YOUR INSTRUCTIONS: Omit the pictures from the listing below and print every remaining entry verbatim.

○ ○ ○ ○

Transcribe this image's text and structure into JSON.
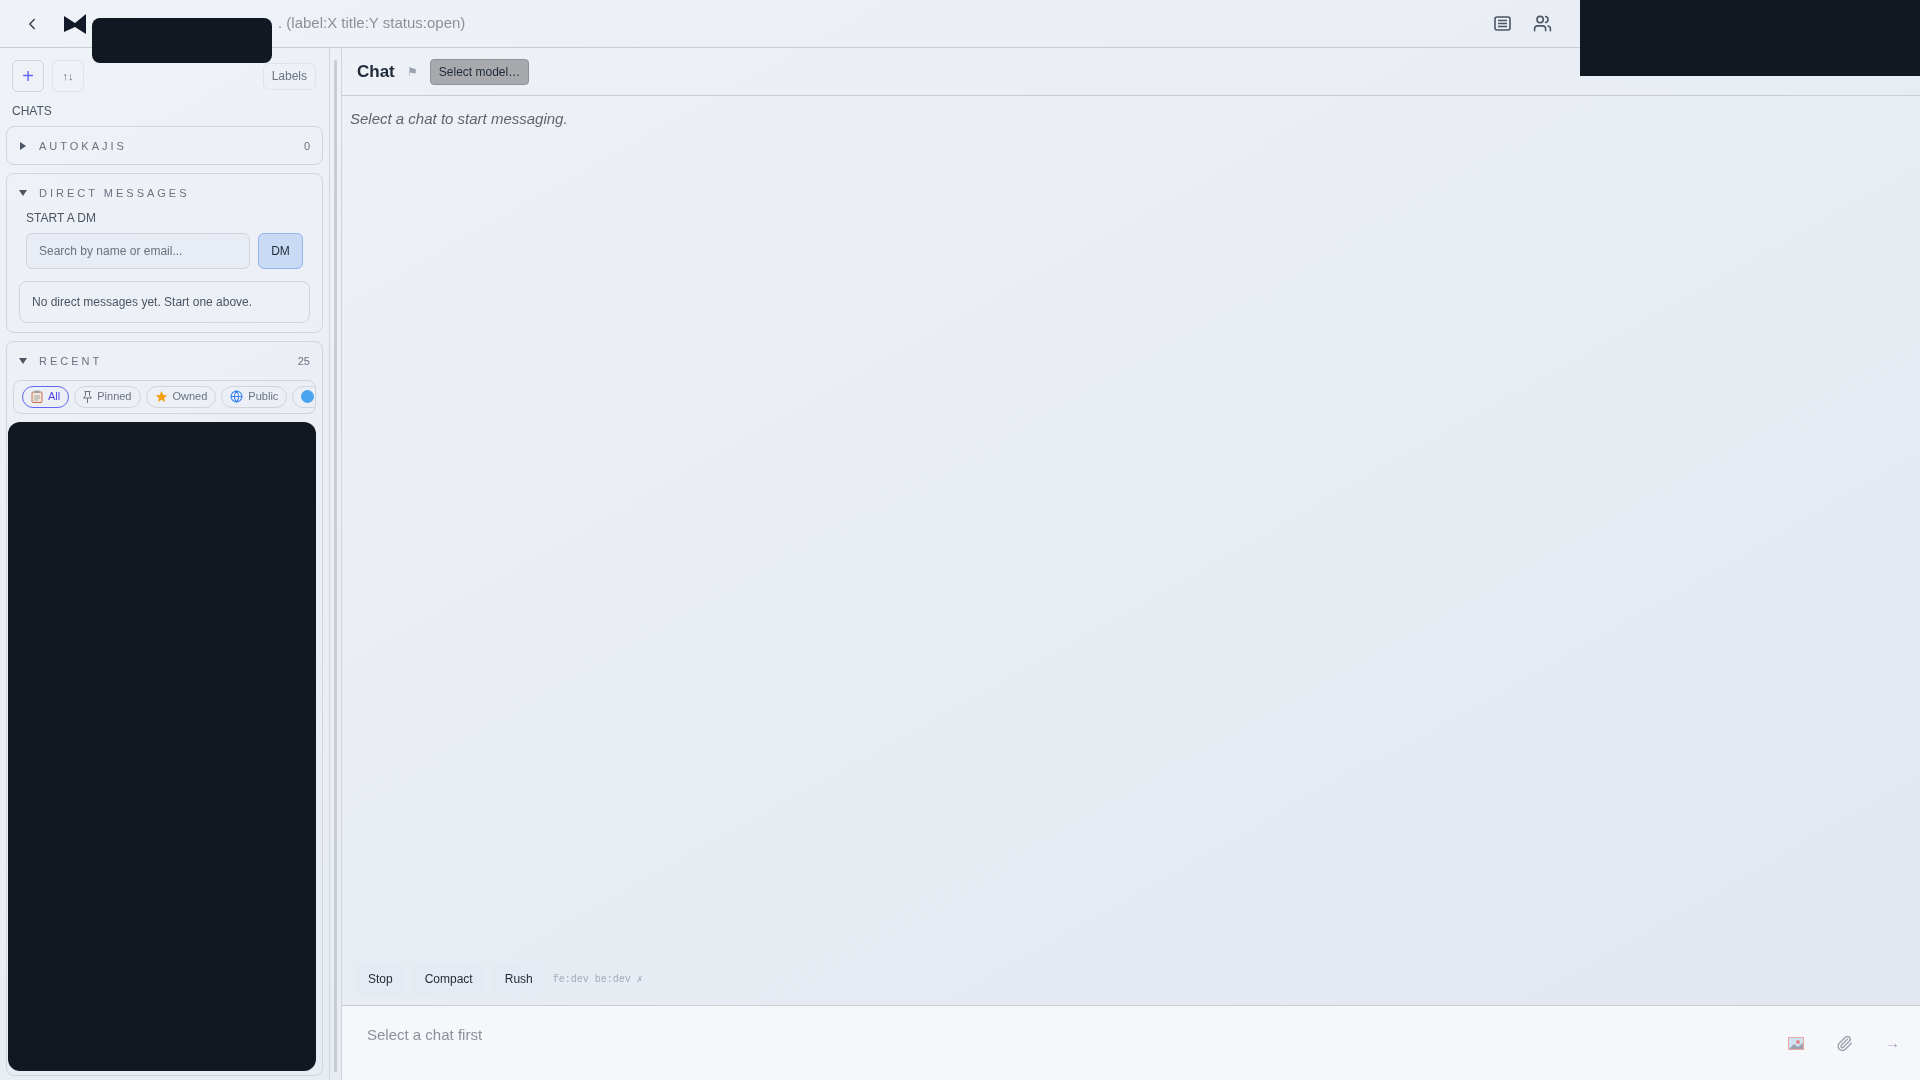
{
  "topbar": {
    "search_placeholder": ". (label:X title:Y status:open)"
  },
  "sidebar": {
    "new_button": "+",
    "sort_button": "↑↓",
    "labels_button": "Labels",
    "section_title": "CHATS",
    "groups": [
      {
        "kind": "autokajis",
        "title": "AUTOKAJIS",
        "count": "0",
        "expanded": false
      },
      {
        "kind": "dm",
        "title": "DIRECT MESSAGES",
        "expanded": true,
        "subtitle": "START A DM",
        "search_placeholder": "Search by name or email...",
        "button": "DM",
        "empty": "No direct messages yet. Start one above."
      },
      {
        "kind": "recent",
        "title": "RECENT",
        "count": "25",
        "expanded": true,
        "filters": [
          {
            "kind": "clipboard",
            "label": "All",
            "selected": true
          },
          {
            "kind": "pin",
            "label": "Pinned",
            "selected": false
          },
          {
            "kind": "star",
            "label": "Owned",
            "selected": false
          },
          {
            "kind": "globe",
            "label": "Public",
            "selected": false
          },
          {
            "kind": "dot",
            "selected": false
          }
        ]
      }
    ]
  },
  "chat": {
    "title": "Chat",
    "flag": "⚑",
    "model_button": "Select model…",
    "empty": "Select a chat to start messaging.",
    "actions": [
      "Stop",
      "Compact",
      "Rush"
    ],
    "env": "fe:dev be:dev ✗",
    "input_placeholder": "Select a chat first",
    "send": "→"
  }
}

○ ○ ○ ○

EXERCISE ANSWER:
Transcribe this image's text and structure into JSON.
{
  "topbar": {
    "search_placeholder": ". (label:X title:Y status:open)"
  },
  "sidebar": {
    "new_button": "+",
    "sort_button": "↑↓",
    "labels_button": "Labels",
    "section_title": "CHATS",
    "groups": [
      {
        "kind": "autokajis",
        "title": "AUTOKAJIS",
        "count": "0",
        "expanded": false
      },
      {
        "kind": "dm",
        "title": "DIRECT MESSAGES",
        "expanded": true,
        "subtitle": "START A DM",
        "search_placeholder": "Search by name or email...",
        "button": "DM",
        "empty": "No direct messages yet. Start one above."
      },
      {
        "kind": "recent",
        "title": "RECENT",
        "count": "25",
        "expanded": true,
        "filters": [
          {
            "kind": "clipboard",
            "label": "All",
            "selected": true
          },
          {
            "kind": "pin",
            "label": "Pinned",
            "selected": false
          },
          {
            "kind": "star",
            "label": "Owned",
            "selected": false
          },
          {
            "kind": "globe",
            "label": "Public",
            "selected": false
          },
          {
            "kind": "dot",
            "selected": false
          }
        ]
      }
    ]
  },
  "chat": {
    "title": "Chat",
    "flag": "⚑",
    "model_button": "Select model…",
    "empty": "Select a chat to start messaging.",
    "actions": [
      "Stop",
      "Compact",
      "Rush"
    ],
    "env": "fe:dev be:dev ✗",
    "input_placeholder": "Select a chat first",
    "send": "→"
  }
}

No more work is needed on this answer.